According to the U.S. Bureau of Labor Statistics, last month the unemployment rate was 3.9 percent, with the number of unemployed persons declining over the year by 0.4 percent. In May, the United States unemployment rate saw an 18-year low of 3.8 percent, and this summer 600,000 Americans entered a favorable job market where economists expected 195,000 payroll gains, reports USA Today.

What does this mean for you as a nonprofit leader?

It’s an employee’s job market. The economy is strong, and opportunities abound. Salary and compensation benefits aren’t enough to entice the kind of talent you want joining the ranks of your organization.

Today’s top talent is seeking an employer with a strong reputation and a healthy workplace culture.

Job seekers have the upper hand

Glassdoor is a website where employees and former employees anonymously review companies and their management. With such information at their fingertips, job seekers are more educated than ever when interviewing; in fact, today many recruiters and HR professionals are grilled during the interview process by prospects seeking an ideal employment match.

Social media and crowd sourcing tools have given job seekers the upper hand. The culture, values, and norms of your organization can be exposed before a new employee walks in the door.

Your organization may need a culture facelift for one reason or another, such as enticing new employees or retaining current talent. However, as this article from Harvard Business Review astutely notes, “you can’t trade your company’s culture in as if it were a used car.”

What can you do?

From culture transformation to culture impact

For years, when talking about workplace culture, we’ve used big words like “transformation” and “evolution.” Leaders tend to feel overwhelmed at the prospect of culture change because it’s been painted as a huge and scary endeavor.

We at organizational development consulting firm Brighter Strategies would like to suggest a new goal: culture influence.

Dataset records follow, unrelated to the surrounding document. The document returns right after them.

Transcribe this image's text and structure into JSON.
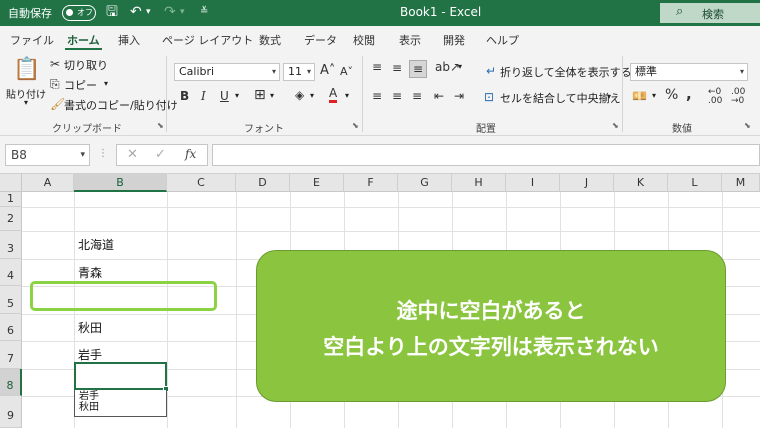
{
  "titlebar": {
    "autosave": "自動保存",
    "toggle": "オフ",
    "doc_title": "Book1  -  Excel",
    "search": "検索"
  },
  "tabs": [
    "ファイル",
    "ホーム",
    "挿入",
    "ページ レイアウト",
    "数式",
    "データ",
    "校閲",
    "表示",
    "開発",
    "ヘルプ"
  ],
  "active_tab": "ホーム",
  "ribbon": {
    "clipboard": {
      "paste": "貼り付け",
      "cut": "切り取り",
      "copy": "コピー",
      "format_painter": "書式のコピー/貼り付け",
      "label": "クリップボード"
    },
    "font": {
      "name": "Calibri",
      "size": "11",
      "label": "フォント"
    },
    "alignment": {
      "wrap": "折り返して全体を表示する",
      "merge": "セルを結合して中央揃え",
      "label": "配置"
    },
    "number": {
      "format": "標準",
      "label": "数値"
    }
  },
  "formula_bar": {
    "name_box": "B8",
    "fx": "fx"
  },
  "grid": {
    "columns": [
      "A",
      "B",
      "C",
      "D",
      "E",
      "F",
      "G",
      "H",
      "I",
      "J",
      "K",
      "L",
      "M"
    ],
    "rows": [
      "1",
      "2",
      "3",
      "4",
      "5",
      "6",
      "7",
      "8",
      "9"
    ],
    "selected_column": "B",
    "selected_row": "8",
    "cells": {
      "B3": "北海道",
      "B4": "青森",
      "B6": "秋田",
      "B7": "岩手"
    },
    "dropdown_list": [
      "岩手",
      "秋田"
    ]
  },
  "callout": {
    "line1": "途中に空白があると",
    "line2": "空白より上の文字列は表示されない"
  },
  "colors": {
    "excel_green": "#217346",
    "callout_green": "#8bc540",
    "highlight_border": "#8bd244"
  }
}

Taking small steps to influence your culture today can have a big impact tomorrow.

Just like with any personal resolution – to lose weight or learn a new skill, for example – the hardest part is getting started. The same is true for culture change. Don’t wait until you have a grand plan in place to act. The following are three steps you can take today to create a stand-out nonprofit culture.

Build on a firm foundation. Your organization has certain underlying beliefs, assumptions, values, and ways of interacting that are worth celebrating. There always is room for improvement, but it’s important to build on the good that exists today. As a first step, identify those cultural norms that you wish to uphold. Then, using your organization’s mission as a guide post, write new values that you can envision your organization emulating. These values should align with and support your existing business strategy and performance goals. Describe in detail the behaviors employees will exhibit and the practices the organization will endorse if these values become part of your agency’s culture.

Recruit leaders to teach. Influencing culture is not possible without the buy-in, support, and action of your leaders. Not only should leaders be involved in culture creation conversations, they must commit to communicating and living the norms deemed desirable by your organization. Recruit senior leaders to teach culture workshops to new employees and be involved in ongoing training for existing employees.

Hold all employees accountable. Finally, incorporate goals into each employees’ performance scorecard to ensure they are held accountable for living the organization’s culture norms. Reward employees who routinely show desired values with compensation increases and public recognition. When your staff sees that culture is celebrated, they will be more likely to join the party.

As you think about these first steps to influence your organization’s culture, could you use some extra guidance, a trusted partner, or simply a jump start? Brighter Strategies is here to help. Contact us today to learn more.